> **To do**
Line by line, return everything in the listing exactly.

> **Available data**
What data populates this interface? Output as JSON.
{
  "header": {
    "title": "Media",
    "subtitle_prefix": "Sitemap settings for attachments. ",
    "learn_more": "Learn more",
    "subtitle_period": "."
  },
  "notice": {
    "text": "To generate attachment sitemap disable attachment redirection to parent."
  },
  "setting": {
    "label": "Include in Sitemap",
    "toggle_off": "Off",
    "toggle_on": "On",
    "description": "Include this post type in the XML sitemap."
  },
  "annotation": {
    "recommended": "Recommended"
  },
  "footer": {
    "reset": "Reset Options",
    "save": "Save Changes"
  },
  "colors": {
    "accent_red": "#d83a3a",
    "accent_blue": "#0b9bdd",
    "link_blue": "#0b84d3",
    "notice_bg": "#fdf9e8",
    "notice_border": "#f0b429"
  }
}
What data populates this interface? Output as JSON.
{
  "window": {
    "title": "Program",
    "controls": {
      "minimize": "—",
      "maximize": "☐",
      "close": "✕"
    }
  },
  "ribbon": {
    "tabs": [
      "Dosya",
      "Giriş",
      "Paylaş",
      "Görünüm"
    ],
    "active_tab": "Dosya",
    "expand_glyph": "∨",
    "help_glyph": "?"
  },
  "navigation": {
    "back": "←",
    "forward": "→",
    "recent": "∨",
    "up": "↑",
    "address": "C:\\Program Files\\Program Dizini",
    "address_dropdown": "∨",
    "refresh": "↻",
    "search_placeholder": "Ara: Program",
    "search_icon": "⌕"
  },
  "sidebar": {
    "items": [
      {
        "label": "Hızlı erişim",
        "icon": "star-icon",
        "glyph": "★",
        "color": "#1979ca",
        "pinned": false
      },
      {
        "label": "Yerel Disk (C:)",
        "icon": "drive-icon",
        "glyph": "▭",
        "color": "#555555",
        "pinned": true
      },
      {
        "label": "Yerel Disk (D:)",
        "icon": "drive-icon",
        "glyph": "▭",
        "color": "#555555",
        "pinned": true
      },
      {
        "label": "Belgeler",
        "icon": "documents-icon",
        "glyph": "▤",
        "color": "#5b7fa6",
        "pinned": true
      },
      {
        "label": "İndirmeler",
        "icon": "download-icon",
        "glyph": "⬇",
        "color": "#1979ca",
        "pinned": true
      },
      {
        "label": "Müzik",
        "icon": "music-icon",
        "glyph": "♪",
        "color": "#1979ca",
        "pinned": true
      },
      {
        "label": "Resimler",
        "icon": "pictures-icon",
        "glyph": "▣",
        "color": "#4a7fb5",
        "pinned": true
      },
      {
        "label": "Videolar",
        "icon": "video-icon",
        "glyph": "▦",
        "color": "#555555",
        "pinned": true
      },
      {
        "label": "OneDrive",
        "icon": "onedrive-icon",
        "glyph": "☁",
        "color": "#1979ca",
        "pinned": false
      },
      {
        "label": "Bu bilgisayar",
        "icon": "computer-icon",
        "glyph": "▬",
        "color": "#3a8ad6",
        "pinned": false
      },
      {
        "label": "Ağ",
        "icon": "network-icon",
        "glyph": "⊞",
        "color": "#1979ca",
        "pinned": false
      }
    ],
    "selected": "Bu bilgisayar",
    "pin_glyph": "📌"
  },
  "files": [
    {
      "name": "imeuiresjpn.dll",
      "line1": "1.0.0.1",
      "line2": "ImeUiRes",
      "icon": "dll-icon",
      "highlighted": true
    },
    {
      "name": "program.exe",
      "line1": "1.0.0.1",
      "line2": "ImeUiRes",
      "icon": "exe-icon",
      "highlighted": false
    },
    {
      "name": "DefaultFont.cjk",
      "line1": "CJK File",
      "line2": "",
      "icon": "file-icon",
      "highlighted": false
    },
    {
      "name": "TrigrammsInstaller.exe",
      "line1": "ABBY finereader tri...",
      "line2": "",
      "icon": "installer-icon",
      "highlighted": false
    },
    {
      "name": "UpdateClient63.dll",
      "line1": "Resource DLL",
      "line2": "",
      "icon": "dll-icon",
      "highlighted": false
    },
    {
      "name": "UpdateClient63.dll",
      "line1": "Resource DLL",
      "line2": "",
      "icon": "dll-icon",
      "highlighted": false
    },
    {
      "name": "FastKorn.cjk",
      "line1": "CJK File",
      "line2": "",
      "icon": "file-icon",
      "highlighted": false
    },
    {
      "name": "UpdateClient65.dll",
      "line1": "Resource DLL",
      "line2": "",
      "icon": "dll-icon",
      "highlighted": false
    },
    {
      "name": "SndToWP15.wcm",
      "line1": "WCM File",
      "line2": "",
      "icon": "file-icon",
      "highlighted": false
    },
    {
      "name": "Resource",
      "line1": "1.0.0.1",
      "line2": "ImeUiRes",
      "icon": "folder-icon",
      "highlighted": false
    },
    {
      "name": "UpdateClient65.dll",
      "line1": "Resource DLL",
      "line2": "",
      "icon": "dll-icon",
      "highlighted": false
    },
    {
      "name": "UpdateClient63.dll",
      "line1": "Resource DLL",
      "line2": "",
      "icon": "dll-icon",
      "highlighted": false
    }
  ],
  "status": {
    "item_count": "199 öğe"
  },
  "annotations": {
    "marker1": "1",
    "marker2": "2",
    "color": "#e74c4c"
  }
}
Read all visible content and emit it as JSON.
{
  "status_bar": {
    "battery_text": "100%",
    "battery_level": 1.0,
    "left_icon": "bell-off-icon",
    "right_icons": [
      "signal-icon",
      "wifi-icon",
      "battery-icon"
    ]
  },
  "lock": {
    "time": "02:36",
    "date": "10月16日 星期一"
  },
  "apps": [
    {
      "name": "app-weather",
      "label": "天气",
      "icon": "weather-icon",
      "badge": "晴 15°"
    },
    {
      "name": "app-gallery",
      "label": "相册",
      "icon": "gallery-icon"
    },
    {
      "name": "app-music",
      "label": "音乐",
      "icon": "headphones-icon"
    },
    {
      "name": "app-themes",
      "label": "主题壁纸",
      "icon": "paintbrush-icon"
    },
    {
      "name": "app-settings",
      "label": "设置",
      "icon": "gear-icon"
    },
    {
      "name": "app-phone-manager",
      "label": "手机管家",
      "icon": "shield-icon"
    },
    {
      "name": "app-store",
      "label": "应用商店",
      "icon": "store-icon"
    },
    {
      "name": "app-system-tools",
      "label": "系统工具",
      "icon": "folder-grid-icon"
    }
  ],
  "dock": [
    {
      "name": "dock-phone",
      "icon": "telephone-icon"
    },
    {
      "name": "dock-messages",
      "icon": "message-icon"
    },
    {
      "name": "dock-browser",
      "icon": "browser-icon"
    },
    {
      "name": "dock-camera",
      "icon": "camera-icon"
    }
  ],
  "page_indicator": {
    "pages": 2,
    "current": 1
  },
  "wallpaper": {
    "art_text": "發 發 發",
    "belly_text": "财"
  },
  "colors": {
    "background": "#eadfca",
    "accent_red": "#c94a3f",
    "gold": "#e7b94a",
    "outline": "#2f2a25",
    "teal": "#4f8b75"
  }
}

> **Response to this exercise**
What data populates this interface? Output as JSON.
{
  "header": {
    "title": "Media",
    "subtitle_prefix": "Sitemap settings for attachments. ",
    "learn_more": "Learn more",
    "subtitle_period": "."
  },
  "notice": {
    "text": "To generate attachment sitemap disable attachment redirection to parent."
  },
  "setting": {
    "label": "Include in Sitemap",
    "toggle_off": "Off",
    "toggle_on": "On",
    "description": "Include this post type in the XML sitemap."
  },
  "annotation": {
    "recommended": "Recommended"
  },
  "footer": {
    "reset": "Reset Options",
    "save": "Save Changes"
  },
  "colors": {
    "accent_red": "#d83a3a",
    "accent_blue": "#0b9bdd",
    "link_blue": "#0b84d3",
    "notice_bg": "#fdf9e8",
    "notice_border": "#f0b429"
  }
}
What data populates this interface? Output as JSON.
{
  "window": {
    "title": "Program",
    "controls": {
      "minimize": "—",
      "maximize": "☐",
      "close": "✕"
    }
  },
  "ribbon": {
    "tabs": [
      "Dosya",
      "Giriş",
      "Paylaş",
      "Görünüm"
    ],
    "active_tab": "Dosya",
    "expand_glyph": "∨",
    "help_glyph": "?"
  },
  "navigation": {
    "back": "←",
    "forward": "→",
    "recent": "∨",
    "up": "↑",
    "address": "C:\\Program Files\\Program Dizini",
    "address_dropdown": "∨",
    "refresh": "↻",
    "search_placeholder": "Ara: Program",
    "search_icon": "⌕"
  },
  "sidebar": {
    "items": [
      {
        "label": "Hızlı erişim",
        "icon": "star-icon",
        "glyph": "★",
        "color": "#1979ca",
        "pinned": false
      },
      {
        "label": "Yerel Disk (C:)",
        "icon": "drive-icon",
        "glyph": "▭",
        "color": "#555555",
        "pinned": true
      },
      {
        "label": "Yerel Disk (D:)",
        "icon": "drive-icon",
        "glyph": "▭",
        "color": "#555555",
        "pinned": true
      },
      {
        "label": "Belgeler",
        "icon": "documents-icon",
        "glyph": "▤",
        "color": "#5b7fa6",
        "pinned": true
      },
      {
        "label": "İndirmeler",
        "icon": "download-icon",
        "glyph": "⬇",
        "color": "#1979ca",
        "pinned": true
      },
      {
        "label": "Müzik",
        "icon": "music-icon",
        "glyph": "♪",
        "color": "#1979ca",
        "pinned": true
      },
      {
        "label": "Resimler",
        "icon": "pictures-icon",
        "glyph": "▣",
        "color": "#4a7fb5",
        "pinned": true
      },
      {
        "label": "Videolar",
        "icon": "video-icon",
        "glyph": "▦",
        "color": "#555555",
        "pinned": true
      },
      {
        "label": "OneDrive",
        "icon": "onedrive-icon",
        "glyph": "☁",
        "color": "#1979ca",
        "pinned": false
      },
      {
        "label": "Bu bilgisayar",
        "icon": "computer-icon",
        "glyph": "▬",
        "color": "#3a8ad6",
        "pinned": false
      },
      {
        "label": "Ağ",
        "icon": "network-icon",
        "glyph": "⊞",
        "color": "#1979ca",
        "pinned": false
      }
    ],
    "selected": "Bu bilgisayar",
    "pin_glyph": "📌"
  },
  "files": [
    {
      "name": "imeuiresjpn.dll",
      "line1": "1.0.0.1",
      "line2": "ImeUiRes",
      "icon": "dll-icon",
      "highlighted": true
    },
    {
      "name": "program.exe",
      "line1": "1.0.0.1",
      "line2": "ImeUiRes",
      "icon": "exe-icon",
      "highlighted": false
    },
    {
      "name": "DefaultFont.cjk",
      "line1": "CJK File",
      "line2": "",
      "icon": "file-icon",
      "highlighted": false
    },
    {
      "name": "TrigrammsInstaller.exe",
      "line1": "ABBY finereader tri...",
      "line2": "",
      "icon": "installer-icon",
      "highlighted": false
    },
    {
      "name": "UpdateClient63.dll",
      "line1": "Resource DLL",
      "line2": "",
      "icon": "dll-icon",
      "highlighted": false
    },
    {
      "name": "UpdateClient63.dll",
      "line1": "Resource DLL",
      "line2": "",
      "icon": "dll-icon",
      "highlighted": false
    },
    {
      "name": "FastKorn.cjk",
      "line1": "CJK File",
      "line2": "",
      "icon": "file-icon",
      "highlighted": false
    },
    {
      "name": "UpdateClient65.dll",
      "line1": "Resource DLL",
      "line2": "",
      "icon": "dll-icon",
      "highlighted": false
    },
    {
      "name": "SndToWP15.wcm",
      "line1": "WCM File",
      "line2": "",
      "icon": "file-icon",
      "highlighted": false
    },
    {
      "name": "Resource",
      "line1": "1.0.0.1",
      "line2": "ImeUiRes",
      "icon": "folder-icon",
      "highlighted": false
    },
    {
      "name": "UpdateClient65.dll",
      "line1": "Resource DLL",
      "line2": "",
      "icon": "dll-icon",
      "highlighted": false
    },
    {
      "name": "UpdateClient63.dll",
      "line1": "Resource DLL",
      "line2": "",
      "icon": "dll-icon",
      "highlighted": false
    }
  ],
  "status": {
    "item_count": "199 öğe"
  },
  "annotations": {
    "marker1": "1",
    "marker2": "2",
    "color": "#e74c4c"
  }
}
Read all visible content and emit it as JSON.
{
  "status_bar": {
    "battery_text": "100%",
    "battery_level": 1.0,
    "left_icon": "bell-off-icon",
    "right_icons": [
      "signal-icon",
      "wifi-icon",
      "battery-icon"
    ]
  },
  "lock": {
    "time": "02:36",
    "date": "10月16日 星期一"
  },
  "apps": [
    {
      "name": "app-weather",
      "label": "天气",
      "icon": "weather-icon",
      "badge": "晴 15°"
    },
    {
      "name": "app-gallery",
      "label": "相册",
      "icon": "gallery-icon"
    },
    {
      "name": "app-music",
      "label": "音乐",
      "icon": "headphones-icon"
    },
    {
      "name": "app-themes",
      "label": "主题壁纸",
      "icon": "paintbrush-icon"
    },
    {
      "name": "app-settings",
      "label": "设置",
      "icon": "gear-icon"
    },
    {
      "name": "app-phone-manager",
      "label": "手机管家",
      "icon": "shield-icon"
    },
    {
      "name": "app-store",
      "label": "应用商店",
      "icon": "store-icon"
    },
    {
      "name": "app-system-tools",
      "label": "系统工具",
      "icon": "folder-grid-icon"
    }
  ],
  "dock": [
    {
      "name": "dock-phone",
      "icon": "telephone-icon"
    },
    {
      "name": "dock-messages",
      "icon": "message-icon"
    },
    {
      "name": "dock-browser",
      "icon": "browser-icon"
    },
    {
      "name": "dock-camera",
      "icon": "camera-icon"
    }
  ],
  "page_indicator": {
    "pages": 2,
    "current": 1
  },
  "wallpaper": {
    "art_text": "發 發 發",
    "belly_text": "财"
  },
  "colors": {
    "background": "#eadfca",
    "accent_red": "#c94a3f",
    "gold": "#e7b94a",
    "outline": "#2f2a25",
    "teal": "#4f8b75"
  }
}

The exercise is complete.